Initially this may feel a little forced and over-regimented but once the habit is established it helps to save time, avoids procrastination, and aids concentration by creating the right conditions for us to effectively process small amounts of information without overwhelming ourselves.


3. Take a Break

Our bodies and minds naturally peak and trough throughout each day and while some of us are more productive in the morning, others find they perform best in the afternoon or evening.

Knowing when we’re naturally at our best allows us to schedule tasks at specific times (see number 2 for more on this) and also tells us when we need to take a break.
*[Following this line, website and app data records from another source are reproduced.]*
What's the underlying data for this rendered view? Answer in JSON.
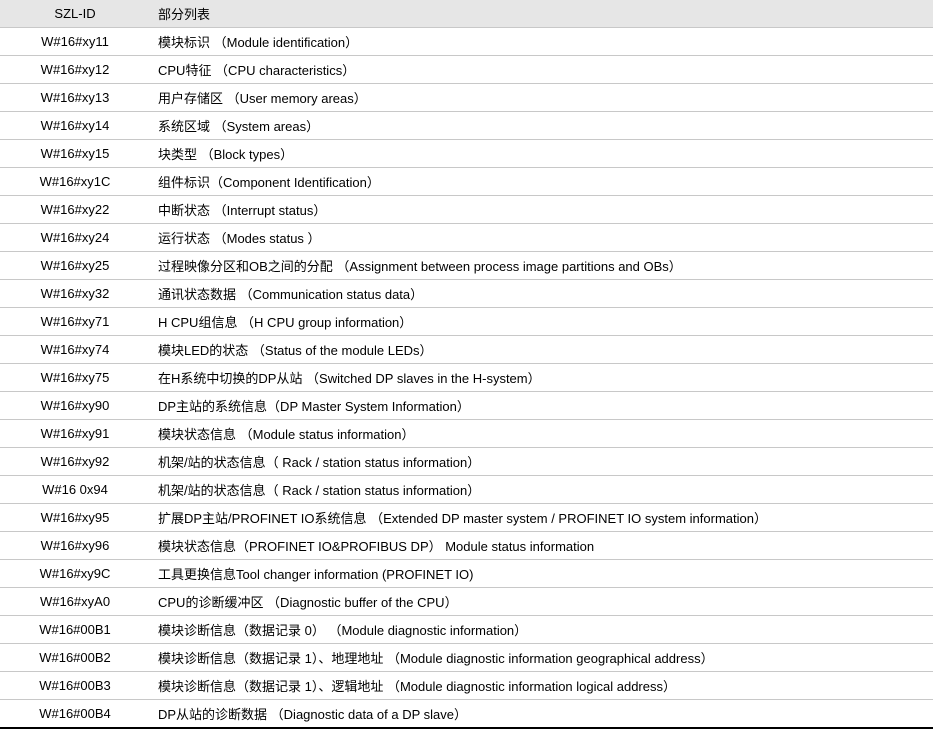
{
  "headers": {
    "col1": "SZL-ID",
    "col2": "部分列表"
  },
  "rows": [
    {
      "id": "W#16#xy11",
      "desc": "模块标识 （Module identification）"
    },
    {
      "id": "W#16#xy12",
      "desc": "CPU特征 （CPU characteristics）"
    },
    {
      "id": "W#16#xy13",
      "desc": "用户存储区 （User memory areas）"
    },
    {
      "id": "W#16#xy14",
      "desc": "系统区域 （System areas）"
    },
    {
      "id": "W#16#xy15",
      "desc": "块类型 （Block types）"
    },
    {
      "id": "W#16#xy1C",
      "desc": "组件标识（Component Identification）"
    },
    {
      "id": "W#16#xy22",
      "desc": "中断状态 （Interrupt status）"
    },
    {
      "id": "W#16#xy24",
      "desc": "运行状态 （Modes status ）"
    },
    {
      "id": "W#16#xy25",
      "desc": "过程映像分区和OB之间的分配 （Assignment between process image partitions and OBs）"
    },
    {
      "id": "W#16#xy32",
      "desc": "通讯状态数据 （Communication status data）"
    },
    {
      "id": "W#16#xy71",
      "desc": "H CPU组信息 （H CPU group information）"
    },
    {
      "id": "W#16#xy74",
      "desc": "模块LED的状态 （Status of the module LEDs）"
    },
    {
      "id": "W#16#xy75",
      "desc": "在H系统中切换的DP从站 （Switched DP slaves in the H-system）"
    },
    {
      "id": "W#16#xy90",
      "desc": "DP主站的系统信息（DP Master System Information）"
    },
    {
      "id": "W#16#xy91",
      "desc": "模块状态信息 （Module status information）"
    },
    {
      "id": "W#16#xy92",
      "desc": "机架/站的状态信息（ Rack / station status information）"
    },
    {
      "id": "W#16 0x94",
      "desc": "机架/站的状态信息（ Rack / station status information）"
    },
    {
      "id": "W#16#xy95",
      "desc": "扩展DP主站/PROFINET IO系统信息 （Extended DP master system / PROFINET IO system information）"
    },
    {
      "id": "W#16#xy96",
      "desc": "模块状态信息（PROFINET IO&PROFIBUS DP） Module status information"
    },
    {
      "id": "W#16#xy9C",
      "desc": "工具更换信息Tool changer information (PROFINET IO)"
    },
    {
      "id": "W#16#xyA0",
      "desc": "CPU的诊断缓冲区 （Diagnostic buffer of the CPU）"
    },
    {
      "id": "W#16#00B1",
      "desc": "模块诊断信息（数据记录 0） （Module diagnostic information）"
    },
    {
      "id": "W#16#00B2",
      "desc": "模块诊断信息（数据记录 1）、地理地址 （Module diagnostic information geographical address）"
    },
    {
      "id": "W#16#00B3",
      "desc": "模块诊断信息（数据记录 1）、逻辑地址 （Module diagnostic information logical address）"
    },
    {
      "id": "W#16#00B4",
      "desc": "DP从站的诊断数据 （Diagnostic data of a DP slave）"
    }
  ]
}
Psychologists call these natural variations our ‘ultradian rhythms’ and they typically last for between 90 and 120 minutes, so the aim is to work during the peak when our mental focus is strong and rest during the troughs to regain and direct our energy.

Balancing a work activity with a brisk stroll to the coffee machine or walk around the office every now and then gives our minds and bodies a much-deserved break and can improve clarity, creativity and productivity.


4. Become Emotionally Intelligent

Emotional intelligence is the ability to understand and regulate our own emotions, and those of the people around us.

People who are highly emotionally intelligent rarely lose their cool, cope well in stressful situations, communicate their thoughts and feelings with ease, listen openly to other’s perspectives, work well in multicultultural environments and can often resolve conflict effortlessly.

In order to improve emotional intelligence, it is necessary to be mindful (see number 1) and aware of our thoughts and feelings so that we can regulate our response to others.

It is worth practising being calm in stressful situations (count to ten or do some deep breathing) while consciously monitoring our reactions to those around us and assessing the outcome. If we have been successful at controlling our mood, we should come out of the situation with a positive feeling and a greater understanding of how we can affect situations depending upon our ability to maintain control of our thoughts and emotions.


5. Think Fast

The ability to think fast, overcoming complexity, examining problems judiciously, and thinking creatively is determined by an individual’s mental agility.

Those who are able to ‘press pause’ on their stresses, observe objectively, and remain neutral can effectively respond to a stressful situation rather than react to one.

By understanding and labelling our thoughts, emotions and stresses we can control the emotional centre of our brain, giving us the ability to move beyond the stress and view the situation for what it is – a situation.

Agile thinking encourages resilience as it inspires flexibility of thought and response. It is possible to rewire our brains to so that we can mentally ‘step back’ from stresses, relieving the pressure we place on ourselves and giving us the ability to effectively find a solution.


Resilience is vital in the workplace – our increasingly stressful world requires effective coping strategies and a positive state of mind in order to be successful in business. Weighed down by stress we fail to perform at our best, risk our mental health and can become resentful of our job.

Training your employees and teams to build resilience makes good business sense and will ensure a supportive, constructive company culture.

You can find out more about how the Creative Word Training team can help you build a resilient workforce by contacting us here.